[Component data from apps and pages]
------------------------------------
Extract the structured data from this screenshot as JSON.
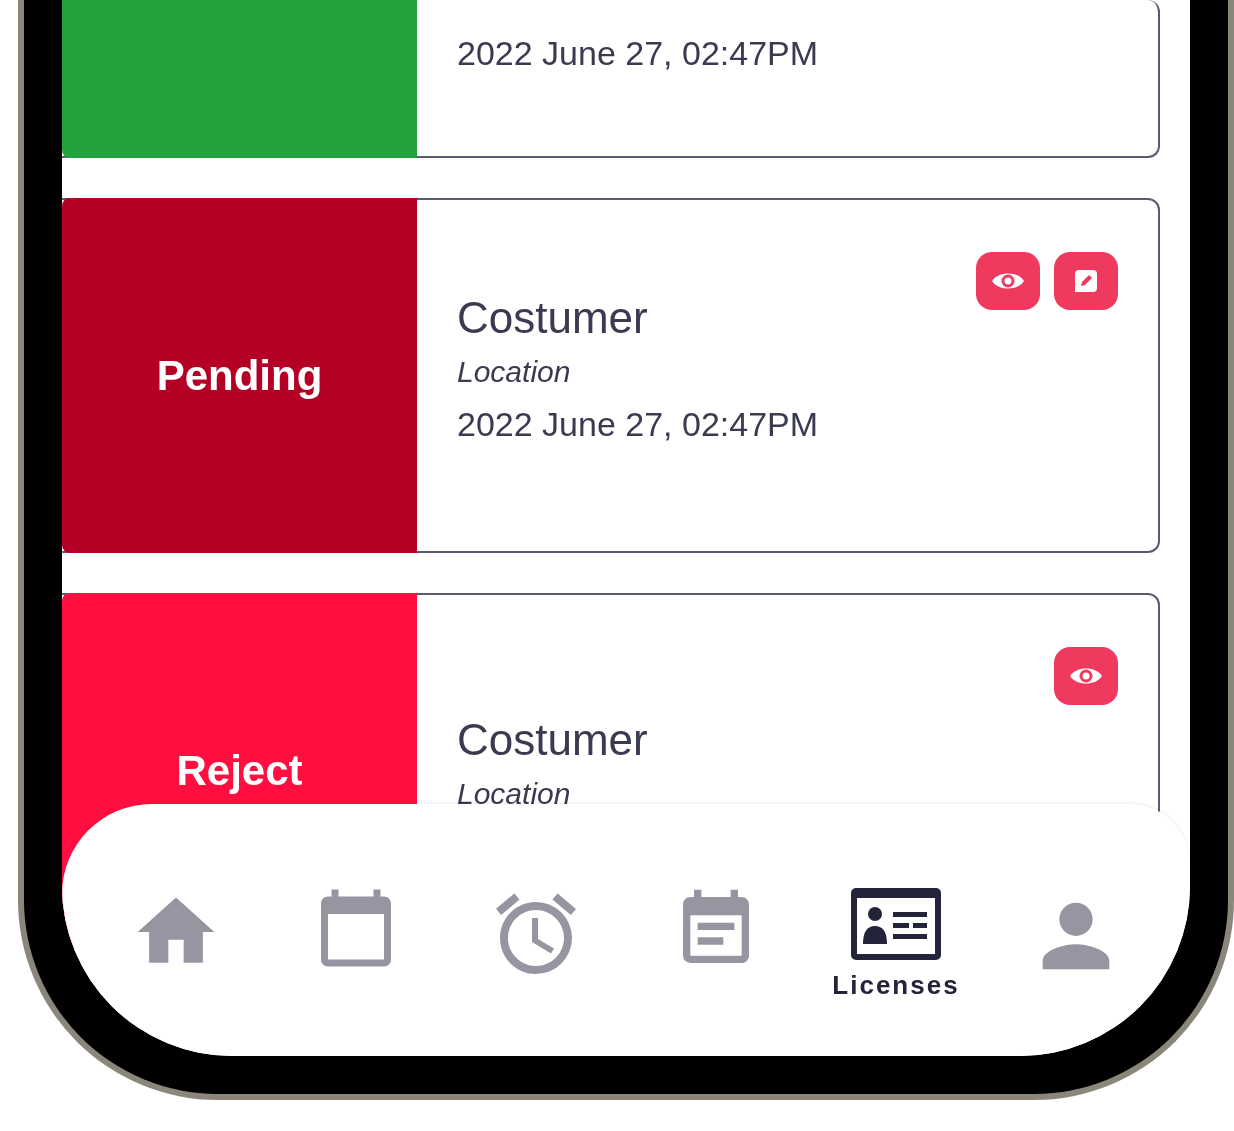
{
  "cards": [
    {
      "color": "#22a33e",
      "date": "2022 June 27, 02:47PM"
    },
    {
      "color": "#b50025",
      "label": "Pending",
      "customer": "Costumer",
      "location": "Location",
      "date": "2022 June 27, 02:47PM",
      "actions": [
        {
          "kind": "view"
        },
        {
          "kind": "edit"
        }
      ]
    },
    {
      "color": "#ff0f40",
      "label": "Reject",
      "customer": "Costumer",
      "location": "Location",
      "actions": [
        {
          "kind": "view"
        }
      ]
    }
  ],
  "nav": [
    {
      "kind": "home",
      "selected": false
    },
    {
      "kind": "calendar",
      "selected": false
    },
    {
      "kind": "alarm",
      "selected": false
    },
    {
      "kind": "notes",
      "selected": false
    },
    {
      "kind": "license",
      "label": "Licenses",
      "selected": true
    },
    {
      "kind": "user",
      "selected": false
    }
  ]
}
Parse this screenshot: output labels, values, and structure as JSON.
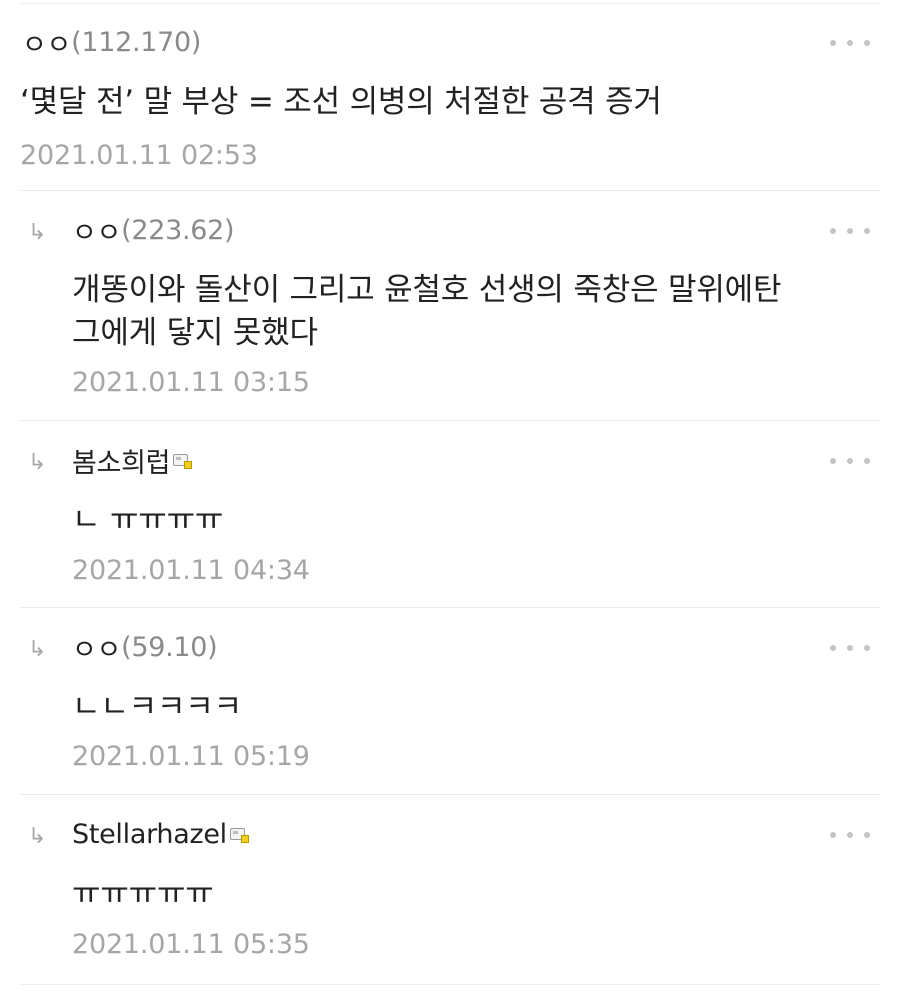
{
  "comments": [
    {
      "author": "ㅇㅇ",
      "ip": "(112.170)",
      "text": "‘몇달 전’ 말 부상 = 조선 의병의 처절한 공격 증거",
      "date": "2021.01.11 02:53",
      "is_reply": false,
      "member_badge": false
    },
    {
      "author": "ㅇㅇ",
      "ip": "(223.62)",
      "text": "개똥이와 돌산이 그리고 윤철호 선생의 죽창은 말위에탄\n그에게 닿지 못했다",
      "date": "2021.01.11 03:15",
      "is_reply": true,
      "member_badge": false
    },
    {
      "author": "봄소희럽",
      "ip": "",
      "text": "ㄴ ㅠㅠㅠㅠ",
      "date": "2021.01.11 04:34",
      "is_reply": true,
      "member_badge": true
    },
    {
      "author": "ㅇㅇ",
      "ip": "(59.10)",
      "text": "ㄴㄴㅋㅋㅋㅋ",
      "date": "2021.01.11 05:19",
      "is_reply": true,
      "member_badge": false
    },
    {
      "author": "Stellarhazel",
      "ip": "",
      "text": "ㅠㅠㅠㅠㅠ",
      "date": "2021.01.11 05:35",
      "is_reply": true,
      "member_badge": true
    }
  ],
  "icons": {
    "reply": "reply-arrow-icon",
    "more": "more-dots-icon",
    "member": "member-badge-icon"
  },
  "reply_arrow_glyph": "↳",
  "colors": {
    "author": "#222222",
    "ip": "#8a8a8a",
    "date": "#a6a6a6",
    "divider": "#ececec",
    "dots": "#c4c4c4",
    "badge": "#f1cf1f"
  }
}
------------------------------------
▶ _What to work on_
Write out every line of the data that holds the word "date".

▶ _Result below_
      "date": "2022 June 27, 02:47PM"
      "date": "2022 June 27, 02:47PM",
      "date": "2021.01.11 02:53",
      "date": "2021.01.11 03:15",
      "date": "2021.01.11 04:34",
      "date": "2021.01.11 05:19",
      "date": "2021.01.11 05:35",
    "date": "#a6a6a6",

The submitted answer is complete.